- Who makes the decision and how, on what coach will work with what coachee?
- Can coaches turn down coachees and how to do that before, during and after the start of a relationship?
Ethics and Risk
This is a huge topic and is worrying when major ethical queries arrive at group supervision. Ethical awareness for coaches should be a mix of underlying guidelines pertaining to a framework from an independent body, as well as a statement of intent by the organisation on what they would expect from their own coaches. This then helps to put into context any personal ethical dilemma a coach has outside of this so they can build their own ethical sensitivity.
Without an underpinning framework there are huge questions marks and high likelihood that a coach is going to be putting them and a coachee at risk. Internally this could lead to problems for the coachee. Examples of this I have seen are:
- Coach continuing to coach someone who needs counselling or other specialist help
- Internal coach coaching someone who they have managed previously even though a number of years ago.
- An internal coach working with someone who is connected to one of their relatives
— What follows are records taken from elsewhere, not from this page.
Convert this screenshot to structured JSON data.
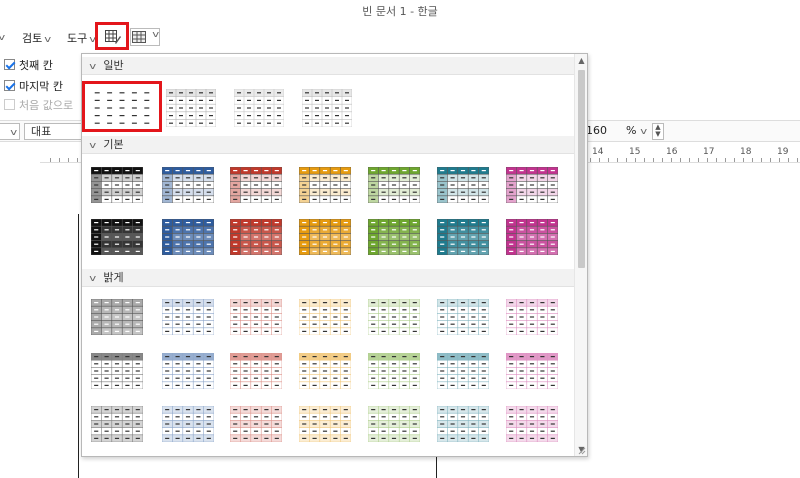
{
  "window": {
    "title": "빈 문서 1 - 한글"
  },
  "menu": {
    "review_label": "검토",
    "tools_label": "도구"
  },
  "options": {
    "first_col_label": "첫째 칸",
    "last_col_label": "마지막 칸",
    "first_col_checked": true,
    "last_col_checked": true,
    "reset_label": "처음 값으로"
  },
  "style_bar": {
    "style_value": "대표",
    "zoom_value": "160",
    "zoom_unit": "%"
  },
  "ruler": {
    "numbers": [
      "14",
      "15",
      "16",
      "17",
      "18",
      "19"
    ]
  },
  "gallery": {
    "sections": [
      {
        "title": "일반"
      },
      {
        "title": "기본"
      },
      {
        "title": "밝게"
      }
    ],
    "selected_style_index": 0,
    "colors": {
      "black": "#111111",
      "blue": "#2e5c9e",
      "red": "#c0392b",
      "orange": "#e69b10",
      "green": "#6ea72f",
      "teal": "#1f7b8e",
      "pink": "#c2338f"
    }
  },
  "colors": {
    "accent_highlight": "#e3161b",
    "checkbox": "#1a73e8"
  }
}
- A coach being dragged into a disciplinary process because there was no cross checking between departments that the coachee had grievances lodged against them.
- An employment tribunal asking for a coach’s notes or a written report by the coach
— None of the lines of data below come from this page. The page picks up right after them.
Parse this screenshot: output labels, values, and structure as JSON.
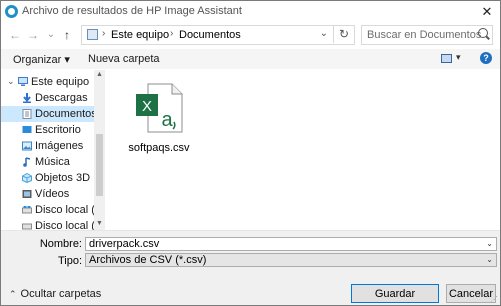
{
  "window": {
    "title": "Archivo de resultados de HP Image Assistant",
    "close_glyph": "✕"
  },
  "nav": {
    "back_glyph": "←",
    "forward_glyph": "→",
    "recent_glyph": "⌄",
    "up_glyph": "↑",
    "breadcrumbs": [
      "Este equipo",
      "Documentos"
    ],
    "crumb_separator": "›",
    "refresh_glyph": "↻",
    "search_placeholder": "Buscar en Documentos"
  },
  "toolbar": {
    "organize_label": "Organizar ▾",
    "new_folder_label": "Nueva carpeta",
    "help_glyph": "?"
  },
  "sidebar": {
    "items": [
      {
        "label": "Este equipo",
        "icon": "computer-icon",
        "color": "#3a7bd5",
        "selected": false
      },
      {
        "label": "Descargas",
        "icon": "downloads-icon",
        "color": "#2f6fd0",
        "selected": false
      },
      {
        "label": "Documentos",
        "icon": "documents-icon",
        "color": "#7f8ea3",
        "selected": true
      },
      {
        "label": "Escritorio",
        "icon": "desktop-icon",
        "color": "#2b8ad9",
        "selected": false
      },
      {
        "label": "Imágenes",
        "icon": "pictures-icon",
        "color": "#3d86c6",
        "selected": false
      },
      {
        "label": "Música",
        "icon": "music-icon",
        "color": "#2a6fb8",
        "selected": false
      },
      {
        "label": "Objetos 3D",
        "icon": "3d-objects-icon",
        "color": "#4aa3df",
        "selected": false
      },
      {
        "label": "Vídeos",
        "icon": "videos-icon",
        "color": "#5a5a5a",
        "selected": false
      },
      {
        "label": "Disco local (C:)",
        "icon": "drive-icon",
        "color": "#8a8a8a",
        "selected": false
      },
      {
        "label": "Disco local (D:)",
        "icon": "drive-icon",
        "color": "#8a8a8a",
        "selected": false
      }
    ]
  },
  "content": {
    "files": [
      {
        "name": "softpaqs.csv",
        "icon": "excel-csv-icon",
        "brand_color": "#1e7145"
      }
    ]
  },
  "form": {
    "name_label": "Nombre:",
    "name_value": "driverpack.csv",
    "type_label": "Tipo:",
    "type_value": "Archivos de CSV (*.csv)",
    "hide_folders_label": "Ocultar carpetas",
    "save_label": "Guardar",
    "cancel_label": "Cancelar"
  },
  "colors": {
    "accent": "#0078d7",
    "selection": "#cce8ff"
  }
}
- Coach being used as a witness in a bullying allegation
My top tip would be to sign up to an external coaching body such as ICF, EMCC or AC (You could be a corporate member) and abide by their code rather than reinventing the wheel. It creates independence and back up too if the worst should happen.
Too Many Coaches; Not Enough Coachees
This a constant issue wherever I go, although it’s not consigned to just internal coaching pools. Many external coaches find that after training there is not the huge supply of coachees they were led to believe were out there during their training. This sometimes loops back to create ethical problems as coaches rationalise working with people that they shouldn’t, because they need to log hours (in the internal coach case) or money (in the external coach case.)
Particularly in public sector organisations the idea of marketing does not come easily and so is often missed. A major consideration is how to encourage enthusiasm for coaching so that you get participants to sign up to any programme and become champions for coaching whether coach or coachee.
There are a number of options you could follow. All the options are best if fronted by executive level sponsors where possible:
- An online presentation to include a video clip of coaching in action to be available if possible on a company intranet. Use of examples of coaching on manager’s key problem areas, benefits, etc.
- A ‘lunch and learn’ presentation on coaching and its benefits. Focussing on what participants would get from taking part, e.g. new skills, career development, and other organisational benefits.
- A half day coaching awareness workshop for people to see some coaching in action from coach trainers or experienced coaches using volunteers. Emphasis on what it is and isn’t, dispel the ‘remedial coachee’ label; see it used on personal topics, etc.
Managers from different parts of the organisation can effectively act as champions for the establishment of coaching. This will enable them to influence within their areas so that enthusiasm for coaching spreads out from this initial source.
As more attend follow up programmes then this will gain momentum and enable the pockets of coaching excellence to ‘join up’. Usually the most motivated and keen managers will volunteer first to coach, and be coached, and help to create a groundswell of interest in coaching.
The above is not an exhaustive overview of the issues relating to Internal coaching provision but if the stakeholders of an organisational plan paid attention to some of the key areas above then I believe we would see a greater impact for coaching across the board…… and that would be a positive step in the right direction.
To get in touch with Julia Menaul, an Accredited Executive Coach and Supervisor of both Coaches and Supervisors, to discuss any areas covered here or elsewhere please contact firstname.lastname@example.org or call 07973924224.